Norwood Scale: Classifying male pattern baldness
The Norwood scale (also known as the Hamilton-Norwood scale) is the "gold standard" as a system of alopecia classification. It is used to measure the extent and pattern of male pattern baldness or androgenetic alopecia. Men typically lose their hair in one of many common patterns over several decades. The Norwood scale provides us with a simple reference image that indicates the different phases or stages of baldness.
There are many other scales to classify baldness used by doctors, researchers, and hair transplant specialists. Some rating scales include both sexes or focus on the female pattern of alopecia.
How many stages does the Norwood Scale have?
The Norwood scale, however, is the form of measurement most commonly used by clinicians for primarily academic purposes. It provides a benchmark for diagnosing the spread of baldness, discussing different treatment options, and measuring its effectiveness.
This scale consists of 7 stages, within which we can find various subdivisions that help us to exemplify in a simple way the evolution of baldness. Each of these stages or phases measure the progress and pattern of hair loss.
What are the 7 stages?
There is no significant hair loss or recession of the front line.
There is a slight recession of the front line around the storms. This is also known as an adult frontline or maturity frontline.
The first significant clinical signs of baldness become apparent. The front line presents a deep recession in the two periods, its image begins to appear with a shape like the letters M, U or V. The recession areas are seen completely empty or with few hairs throughout the area.
Stage 3 vertex.
The front line remains as in stage 2, but there is significant hair loss of hair in the upper area of the scalp or crown (vertex).
The recession of the frontal line is more severe than in stage 2, there is total hair loss or few hairs covering the vertex. The two areas of hair loss are separated by a hair band that connects the remaining hair on each side of the head.
The two areas of hair loss are wider than in stage 4. They are still separate but the band between them is narrower and the hair is less dense.
Temporary bald patches join alopecic patches at the vertex. The hair band across the top of the head is missing or there is too little hair density.
The most advanced stage of hair loss, only a band around the head is maintained with hair. Normally this is not observed with sufficient density or the hair appears very thin.
Norwood "class" A.

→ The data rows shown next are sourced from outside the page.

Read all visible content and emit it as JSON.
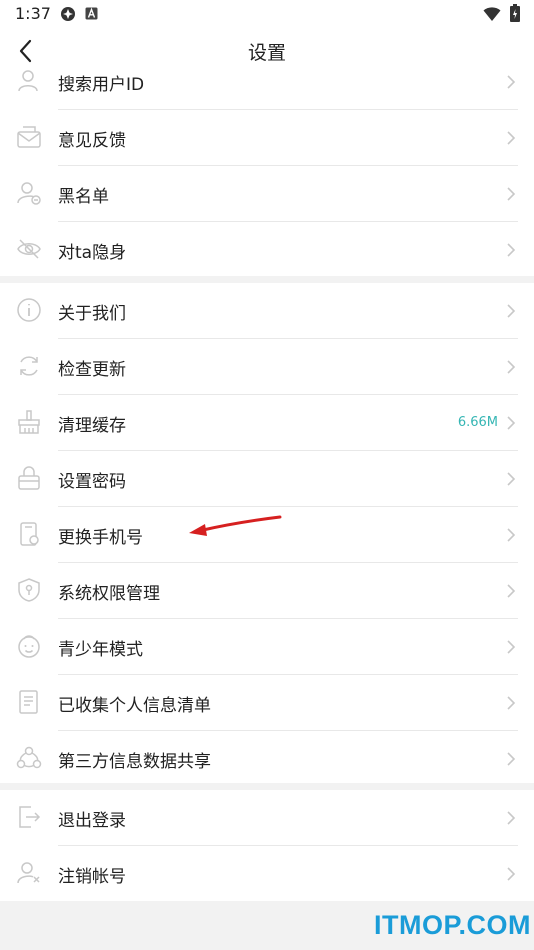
{
  "status_bar": {
    "time": "1:37"
  },
  "header": {
    "title": "设置"
  },
  "sections": [
    {
      "items": [
        {
          "label": "搜索用户ID",
          "icon": "search-user-icon"
        },
        {
          "label": "意见反馈",
          "icon": "feedback-icon"
        },
        {
          "label": "黑名单",
          "icon": "blacklist-icon"
        },
        {
          "label": "对ta隐身",
          "icon": "invisible-icon"
        }
      ]
    },
    {
      "items": [
        {
          "label": "关于我们",
          "icon": "info-icon"
        },
        {
          "label": "检查更新",
          "icon": "refresh-icon"
        },
        {
          "label": "清理缓存",
          "icon": "broom-icon",
          "value": "6.66M"
        },
        {
          "label": "设置密码",
          "icon": "lock-icon"
        },
        {
          "label": "更换手机号",
          "icon": "phone-icon"
        },
        {
          "label": "系统权限管理",
          "icon": "shield-icon"
        },
        {
          "label": "青少年模式",
          "icon": "child-icon"
        },
        {
          "label": "已收集个人信息清单",
          "icon": "document-icon"
        },
        {
          "label": "第三方信息数据共享",
          "icon": "share-icon"
        }
      ]
    },
    {
      "items": [
        {
          "label": "退出登录",
          "icon": "logout-icon"
        },
        {
          "label": "注销帐号",
          "icon": "delete-account-icon"
        }
      ]
    }
  ],
  "watermark": "ITMOP.COM",
  "colors": {
    "accent_value": "#36b6b4",
    "annotation_arrow": "#d62020",
    "watermark": "#1a9cd8"
  }
}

Class A is a variant of the Norwood scale, where a slight variation and a less common progression of hair loss are observed. The main differences are that the front line has a uniform recession, without maintaining an island of hair in the middle area, and there is no baldness in the vertex area. Instead, the front line progresses directly from the front to the back.